+++ Records provided

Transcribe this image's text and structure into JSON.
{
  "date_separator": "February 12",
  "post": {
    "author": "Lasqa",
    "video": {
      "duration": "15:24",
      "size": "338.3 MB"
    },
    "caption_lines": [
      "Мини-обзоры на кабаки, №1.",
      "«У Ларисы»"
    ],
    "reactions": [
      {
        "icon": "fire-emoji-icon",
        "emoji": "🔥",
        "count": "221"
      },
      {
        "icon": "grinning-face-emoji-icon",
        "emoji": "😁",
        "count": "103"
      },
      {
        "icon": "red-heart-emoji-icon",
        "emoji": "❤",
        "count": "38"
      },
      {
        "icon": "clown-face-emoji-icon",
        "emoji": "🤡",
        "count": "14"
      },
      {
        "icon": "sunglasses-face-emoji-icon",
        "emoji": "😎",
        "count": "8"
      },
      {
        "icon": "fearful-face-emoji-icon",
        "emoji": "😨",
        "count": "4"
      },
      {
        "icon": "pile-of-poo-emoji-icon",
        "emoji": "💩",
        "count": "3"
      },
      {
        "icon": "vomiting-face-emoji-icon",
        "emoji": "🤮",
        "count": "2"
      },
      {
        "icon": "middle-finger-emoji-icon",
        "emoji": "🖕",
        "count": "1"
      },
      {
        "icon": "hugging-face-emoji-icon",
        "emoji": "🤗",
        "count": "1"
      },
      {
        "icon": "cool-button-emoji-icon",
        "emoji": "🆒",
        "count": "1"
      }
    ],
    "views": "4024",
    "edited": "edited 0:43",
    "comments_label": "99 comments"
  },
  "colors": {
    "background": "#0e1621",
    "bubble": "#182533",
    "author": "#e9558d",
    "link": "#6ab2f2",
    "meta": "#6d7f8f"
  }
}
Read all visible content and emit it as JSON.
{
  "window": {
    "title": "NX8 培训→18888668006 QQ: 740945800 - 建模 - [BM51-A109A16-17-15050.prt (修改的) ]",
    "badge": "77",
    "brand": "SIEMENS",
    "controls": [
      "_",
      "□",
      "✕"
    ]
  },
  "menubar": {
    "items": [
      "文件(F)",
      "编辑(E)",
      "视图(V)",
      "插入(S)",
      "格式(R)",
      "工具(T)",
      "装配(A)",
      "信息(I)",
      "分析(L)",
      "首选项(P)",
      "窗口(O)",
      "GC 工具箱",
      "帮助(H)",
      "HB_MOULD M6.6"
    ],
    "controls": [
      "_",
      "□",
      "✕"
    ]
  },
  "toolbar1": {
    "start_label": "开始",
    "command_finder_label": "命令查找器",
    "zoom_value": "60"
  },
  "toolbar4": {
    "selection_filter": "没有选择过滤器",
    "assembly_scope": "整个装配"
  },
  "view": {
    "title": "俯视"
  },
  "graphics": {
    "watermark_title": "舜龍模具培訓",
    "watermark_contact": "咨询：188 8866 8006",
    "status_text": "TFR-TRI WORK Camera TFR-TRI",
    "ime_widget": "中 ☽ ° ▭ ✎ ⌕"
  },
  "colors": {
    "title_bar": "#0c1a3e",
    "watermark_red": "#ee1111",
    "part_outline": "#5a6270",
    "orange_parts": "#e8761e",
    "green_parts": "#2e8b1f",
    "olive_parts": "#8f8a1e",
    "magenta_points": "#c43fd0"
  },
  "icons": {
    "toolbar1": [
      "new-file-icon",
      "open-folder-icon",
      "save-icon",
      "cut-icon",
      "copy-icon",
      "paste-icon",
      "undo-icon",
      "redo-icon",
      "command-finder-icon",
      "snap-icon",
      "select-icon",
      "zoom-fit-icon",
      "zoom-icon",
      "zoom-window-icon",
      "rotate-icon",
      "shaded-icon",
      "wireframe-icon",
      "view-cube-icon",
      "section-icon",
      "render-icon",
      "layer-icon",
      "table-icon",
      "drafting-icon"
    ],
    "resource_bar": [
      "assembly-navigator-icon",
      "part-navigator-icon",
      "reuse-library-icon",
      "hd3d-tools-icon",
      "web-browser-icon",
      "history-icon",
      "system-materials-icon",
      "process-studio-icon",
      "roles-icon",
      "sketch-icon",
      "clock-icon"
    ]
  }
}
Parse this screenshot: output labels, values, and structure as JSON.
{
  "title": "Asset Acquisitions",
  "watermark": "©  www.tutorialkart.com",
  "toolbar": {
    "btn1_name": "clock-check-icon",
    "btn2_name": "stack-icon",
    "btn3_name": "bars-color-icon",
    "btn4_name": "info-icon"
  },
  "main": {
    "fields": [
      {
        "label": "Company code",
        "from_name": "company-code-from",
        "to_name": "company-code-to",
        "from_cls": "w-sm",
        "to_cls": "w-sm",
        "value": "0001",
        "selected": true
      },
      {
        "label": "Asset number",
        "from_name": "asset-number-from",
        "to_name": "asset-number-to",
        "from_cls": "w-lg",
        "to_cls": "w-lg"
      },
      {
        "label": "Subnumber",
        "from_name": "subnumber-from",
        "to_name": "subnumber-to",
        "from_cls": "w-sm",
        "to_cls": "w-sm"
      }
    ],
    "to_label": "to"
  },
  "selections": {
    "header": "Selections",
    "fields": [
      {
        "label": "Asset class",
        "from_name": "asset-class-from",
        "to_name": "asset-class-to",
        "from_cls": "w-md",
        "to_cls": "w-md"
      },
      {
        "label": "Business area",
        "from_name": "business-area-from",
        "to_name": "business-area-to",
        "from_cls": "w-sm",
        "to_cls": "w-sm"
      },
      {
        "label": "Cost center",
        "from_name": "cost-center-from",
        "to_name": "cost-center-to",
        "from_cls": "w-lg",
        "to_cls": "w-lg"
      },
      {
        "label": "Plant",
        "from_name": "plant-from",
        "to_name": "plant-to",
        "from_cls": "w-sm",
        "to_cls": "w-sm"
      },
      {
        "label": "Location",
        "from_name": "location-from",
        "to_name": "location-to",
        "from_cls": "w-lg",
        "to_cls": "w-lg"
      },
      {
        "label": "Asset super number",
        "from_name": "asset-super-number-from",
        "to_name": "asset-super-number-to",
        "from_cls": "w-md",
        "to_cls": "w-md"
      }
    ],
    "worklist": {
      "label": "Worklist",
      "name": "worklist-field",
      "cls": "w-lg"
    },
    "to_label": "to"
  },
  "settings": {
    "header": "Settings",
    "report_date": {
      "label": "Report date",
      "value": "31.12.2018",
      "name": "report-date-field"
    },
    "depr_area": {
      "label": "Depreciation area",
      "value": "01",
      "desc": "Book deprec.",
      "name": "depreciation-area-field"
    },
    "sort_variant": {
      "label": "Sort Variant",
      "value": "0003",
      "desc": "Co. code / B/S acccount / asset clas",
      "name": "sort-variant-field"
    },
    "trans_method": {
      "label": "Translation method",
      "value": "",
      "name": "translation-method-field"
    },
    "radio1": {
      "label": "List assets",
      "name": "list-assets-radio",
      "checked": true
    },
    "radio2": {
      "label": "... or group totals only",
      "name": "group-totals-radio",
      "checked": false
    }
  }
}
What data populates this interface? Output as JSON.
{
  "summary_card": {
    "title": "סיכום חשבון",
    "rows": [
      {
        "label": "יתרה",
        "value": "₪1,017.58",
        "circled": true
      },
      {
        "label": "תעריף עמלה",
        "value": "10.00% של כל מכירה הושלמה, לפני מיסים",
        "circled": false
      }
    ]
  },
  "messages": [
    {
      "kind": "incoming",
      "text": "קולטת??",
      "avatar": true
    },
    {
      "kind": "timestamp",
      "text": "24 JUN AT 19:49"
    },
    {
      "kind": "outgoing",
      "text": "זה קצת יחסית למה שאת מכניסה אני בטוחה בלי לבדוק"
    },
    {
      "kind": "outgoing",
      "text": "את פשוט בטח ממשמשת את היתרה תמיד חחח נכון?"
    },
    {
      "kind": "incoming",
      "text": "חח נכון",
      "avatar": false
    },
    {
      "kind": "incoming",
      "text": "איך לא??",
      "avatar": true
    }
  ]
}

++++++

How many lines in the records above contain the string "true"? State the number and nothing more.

5